Now we come to the two big drawbacks of the Cayuga 146. The first is its weight. My boat with rudder weighs 56 pounds. You will find different sources claim it weighs either 50 or 52 pounds without the rudder. Old Town is infamous for understating the weights of its boats, so if this question concerns you, by all means take your scales with you when you test the Cayuga. In any case, putting this boat on and off a car and hauling it in and out of the garage is a drag, so much so that I use it far less than I would like to because of the weight. But you have two choices: shell out another $500-$1000 or more for a lighter boat, or live with the extra 10 to 15 pounds of the Cayuga. Fortunately, once you get the boat in the water those 10 to 15 pounds become meaningless. In fact I sort of like the substantial feel of the Cayuga in the water---it does not get tossed about by wind and waves.

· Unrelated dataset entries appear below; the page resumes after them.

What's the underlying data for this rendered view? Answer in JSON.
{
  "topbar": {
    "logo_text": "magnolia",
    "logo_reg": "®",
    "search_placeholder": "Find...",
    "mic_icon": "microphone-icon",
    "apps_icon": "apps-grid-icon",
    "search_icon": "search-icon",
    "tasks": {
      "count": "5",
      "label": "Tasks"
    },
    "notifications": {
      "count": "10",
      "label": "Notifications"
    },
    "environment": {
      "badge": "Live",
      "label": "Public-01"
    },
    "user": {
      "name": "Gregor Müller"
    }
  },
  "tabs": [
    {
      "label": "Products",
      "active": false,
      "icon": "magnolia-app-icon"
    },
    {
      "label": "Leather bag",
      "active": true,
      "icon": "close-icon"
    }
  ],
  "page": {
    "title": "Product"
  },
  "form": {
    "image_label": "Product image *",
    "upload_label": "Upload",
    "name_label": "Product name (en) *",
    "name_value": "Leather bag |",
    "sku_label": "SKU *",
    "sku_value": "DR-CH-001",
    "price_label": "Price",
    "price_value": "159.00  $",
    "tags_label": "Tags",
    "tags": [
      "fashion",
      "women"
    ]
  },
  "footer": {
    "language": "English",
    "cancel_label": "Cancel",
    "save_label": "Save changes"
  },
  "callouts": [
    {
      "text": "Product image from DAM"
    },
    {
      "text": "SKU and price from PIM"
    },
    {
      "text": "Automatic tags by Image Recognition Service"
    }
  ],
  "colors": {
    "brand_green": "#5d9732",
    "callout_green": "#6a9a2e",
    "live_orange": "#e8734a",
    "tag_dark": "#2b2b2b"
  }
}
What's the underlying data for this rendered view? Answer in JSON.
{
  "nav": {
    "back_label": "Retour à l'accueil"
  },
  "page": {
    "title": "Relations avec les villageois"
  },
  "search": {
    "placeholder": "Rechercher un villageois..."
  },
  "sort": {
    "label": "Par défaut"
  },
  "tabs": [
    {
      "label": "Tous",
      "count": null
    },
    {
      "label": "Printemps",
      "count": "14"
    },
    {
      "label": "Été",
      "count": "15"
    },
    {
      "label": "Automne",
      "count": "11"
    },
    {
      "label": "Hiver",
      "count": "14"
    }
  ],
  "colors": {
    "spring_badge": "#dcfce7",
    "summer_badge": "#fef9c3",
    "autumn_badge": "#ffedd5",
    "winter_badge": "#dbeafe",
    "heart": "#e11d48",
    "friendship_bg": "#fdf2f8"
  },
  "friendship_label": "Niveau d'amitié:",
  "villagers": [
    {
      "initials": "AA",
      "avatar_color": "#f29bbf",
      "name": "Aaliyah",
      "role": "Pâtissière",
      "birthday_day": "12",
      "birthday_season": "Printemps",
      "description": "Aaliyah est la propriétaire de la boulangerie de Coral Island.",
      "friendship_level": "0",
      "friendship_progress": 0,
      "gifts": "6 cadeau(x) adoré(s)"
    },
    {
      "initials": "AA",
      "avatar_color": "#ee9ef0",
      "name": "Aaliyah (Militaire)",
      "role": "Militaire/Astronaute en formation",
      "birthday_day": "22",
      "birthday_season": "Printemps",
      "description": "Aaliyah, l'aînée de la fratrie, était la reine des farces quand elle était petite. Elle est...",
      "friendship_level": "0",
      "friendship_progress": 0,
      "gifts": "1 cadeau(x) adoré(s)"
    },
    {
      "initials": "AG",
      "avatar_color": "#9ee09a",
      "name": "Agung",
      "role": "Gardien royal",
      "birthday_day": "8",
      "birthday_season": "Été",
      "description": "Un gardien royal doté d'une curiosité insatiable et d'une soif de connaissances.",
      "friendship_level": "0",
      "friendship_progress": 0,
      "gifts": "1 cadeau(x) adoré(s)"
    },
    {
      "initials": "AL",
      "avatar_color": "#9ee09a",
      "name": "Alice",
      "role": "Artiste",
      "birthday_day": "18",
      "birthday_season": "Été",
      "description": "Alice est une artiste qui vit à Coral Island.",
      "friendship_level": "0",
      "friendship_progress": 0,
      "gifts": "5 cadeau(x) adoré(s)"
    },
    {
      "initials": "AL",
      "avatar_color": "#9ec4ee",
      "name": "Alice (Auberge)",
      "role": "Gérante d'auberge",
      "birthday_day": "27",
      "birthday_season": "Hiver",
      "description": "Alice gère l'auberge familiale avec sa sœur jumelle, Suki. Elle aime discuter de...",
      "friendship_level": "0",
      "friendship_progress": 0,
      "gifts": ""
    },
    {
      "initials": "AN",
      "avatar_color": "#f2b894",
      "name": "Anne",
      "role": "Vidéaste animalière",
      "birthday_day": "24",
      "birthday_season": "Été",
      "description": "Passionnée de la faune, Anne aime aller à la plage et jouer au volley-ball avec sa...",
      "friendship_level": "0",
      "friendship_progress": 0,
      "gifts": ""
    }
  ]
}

I spent the entire summer looking for a light (35 to 45 pounds) composite boat that would have all the other characteristics of the Cayuga: comfortable seat, reasonably narrow, 2 hatches, 14 feet. Let me tell you right now that such a boat barely exists on the market, if at all. For example, the popular Kestrel 140 in composite is a beautiful boat, but it paddles like bathtub due to its excessive width and the seat is nowhere near as comfortable as the XtraComfort. Hence I am still paddling the Cayuga while waiting for some smart manufacturer to design its 40-pound twin.
The second drawback of the Cayuga is the single-layer plastic that Old Town chose in 2007. If you put a polylink 3 and SL side by side and press on the cockpit rim, you will readily see the difference. The SLP is very soft by comparison. I havenít paddled an SLP, but I suspect it must be slower than the 2006 polylink 3 (stiff = fast in the kayak world). I think Old Town made a mistake when they changed the material and Iím very glad I have a 2006 model.
A few words for those who are debating whether to get a recreational, transitional, or sea kayak: if youíre a beginner or intermediate, get the Cayuga 146 and stop fretting. It will answer all of the needs of an intermediate paddler---calm lake, wind and waves, many ocean conditions, day trips, long tours. It will excel at all of those and you will do it in comfort and safety. Why paddle a short, fat bathtub (recreational kayak)? For a great many paddlers a sea kayak is overkill, subjecting you to a cramped cockpit, lousy seat, and low waterline when all you want to do is have a leisurely afternoon cruise on a calm lake. Plus you have to store those monsters in your garage. If you buy a 10- to 12-foot recreational kayak, you will not be able to use it for touring, will be limited to calm water, and will outgrow it in a single season. My advice is to start with an intermediate boat, which anyone can learn to paddle in a matter of minutes.
I conclude that the Cayuga 146 is the best touring boat on the market for the time being, for its combination of comfort, stability, and touring capacity. I rest my case. Get yourself a Cayuga 146. You wonít regret it.
P.S. If the Cayuga 146 is good, does that mean the 160 is better? I say no. Why grapple with more length and weight when the 146 will do it all? I havenít paddled the 130 so I donít have an opinion about it, except that it would be a good recreational choice at the very least. The Old Town website says it weighs 2.5 pounds MORE than the 146---a mystery indeed.